    To answer the question posed in the article – I think thevM2 NOT the Z4 will be the most cross shopped. It’s a real sports car with a turbo inline 6, looks great, 400+ hp, and it starts a $58k with just about everything already included from the factory. Most Supras will be mid $50k avg transaction price anyway, and people in this spending category aren’t fretting over a few grand, let alone $10k.

    Other comments about the F-Type, Z51 Vette, and GT350 are all on the money but are getting older now and I don’t think thousands of people have been holding their breath on the Supra… not like we didn’t know everything about it for the last year now.

  • avatar

    There’s really nothing that unique about this car. If it had some interesting feature, like a hatch rear deck (F type), Targa top (mkiv Supra, Vette), manual trans (every car it will be shopped against), special interior, or big power (Challengers)… I could have been a convert with one or two truly unique features. I’ve owned two Supras yet I’m left feeling cold.

  • avatar

    Looks like the Supra along with the latest Buick Regal GS share very similar front seats.
    Same supplier?

  • avatar
    schmitt trigger

    At the posh country clubs, a Toyota does not have the bragging rights that a Porsche has.
    I can hear the conversations at the bar after a round of golf:

    Member #1: “You wouldn’t believe the car Jim just bought”

    Others: “Noooooo, tell me!! A Bugatti?”

    Member #1: ” Of course not… a Toyota!!”

    Others: “A TOYATAAAA? Seriously, Jim purchased a Toyota?”

    Member #1, smirking: “Sure he did.”

    All Members burst in laughter.

  • avatar

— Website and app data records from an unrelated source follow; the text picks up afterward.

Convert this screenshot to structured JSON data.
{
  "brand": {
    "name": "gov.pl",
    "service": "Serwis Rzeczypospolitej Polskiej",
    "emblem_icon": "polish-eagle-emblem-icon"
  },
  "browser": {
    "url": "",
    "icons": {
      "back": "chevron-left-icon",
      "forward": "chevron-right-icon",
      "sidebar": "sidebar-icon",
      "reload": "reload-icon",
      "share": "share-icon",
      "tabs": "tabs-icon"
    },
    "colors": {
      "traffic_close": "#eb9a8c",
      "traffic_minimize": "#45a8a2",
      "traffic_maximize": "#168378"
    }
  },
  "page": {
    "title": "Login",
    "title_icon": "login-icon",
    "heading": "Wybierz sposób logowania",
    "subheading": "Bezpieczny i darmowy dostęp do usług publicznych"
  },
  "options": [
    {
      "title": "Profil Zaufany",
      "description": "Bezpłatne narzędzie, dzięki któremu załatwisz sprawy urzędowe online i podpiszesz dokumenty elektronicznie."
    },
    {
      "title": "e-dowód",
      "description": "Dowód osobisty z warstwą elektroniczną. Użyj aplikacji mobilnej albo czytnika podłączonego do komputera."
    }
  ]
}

    Haven’t seen it mentioned but the Infiniti Q60 Red Sport is likely a direct competitor to the Supra.

  • avatar

    This will be out of production in 5-years when the BMW-style warranty claims, and/or repair bills start coming home to roost. Ironic given the 5-year long ‘introduction’ of the car. Toyota will say, “it was only meant to renew our ‘heritage.\'” BMW will say, “Those idiots at Toyota screwed around with our immaculate engineering.” One generation and done.

  • avatar

    Uh it looks like someone punched it in the rear quarter panel and gave it a fat lip. Shame because from the front to the A pillar doesn’t look too bad. Those front seats look really familiar having just visited my Buick dealer this past weekend on a Regal GS. Shame about the BMW mechanicals. I think I’ll stick to the Stang/Camaro/Chally in that order when looking for my next muscle ride.

Read all comments

Recent Comments

  • SCE to AUX: Well said. A $100k green turd with 15 mpg.
  • BSttac: What a fugly design. Seen a few in person and they look terrible. Love the paint color choices and the green...
  • Lynchenstein: I blame the designers at BMW. They know a plate is required in most places, and they utterly failed to...
  • Jeff S: What a find! The body is relatively rust and dent free with the paint being more of a desert tanning. This...
  • peteski: that license plate really destroys the entire grill design, time to change the entire idea of license plates...

New Car Research

Get a Free Dealer Quote

Who We Are

  • Adam Tonge
  • Bozi Tatarevic
  • Corey Lewis
  • Jo Borras
  • Mark Baruth
  • Ronnie Schreiber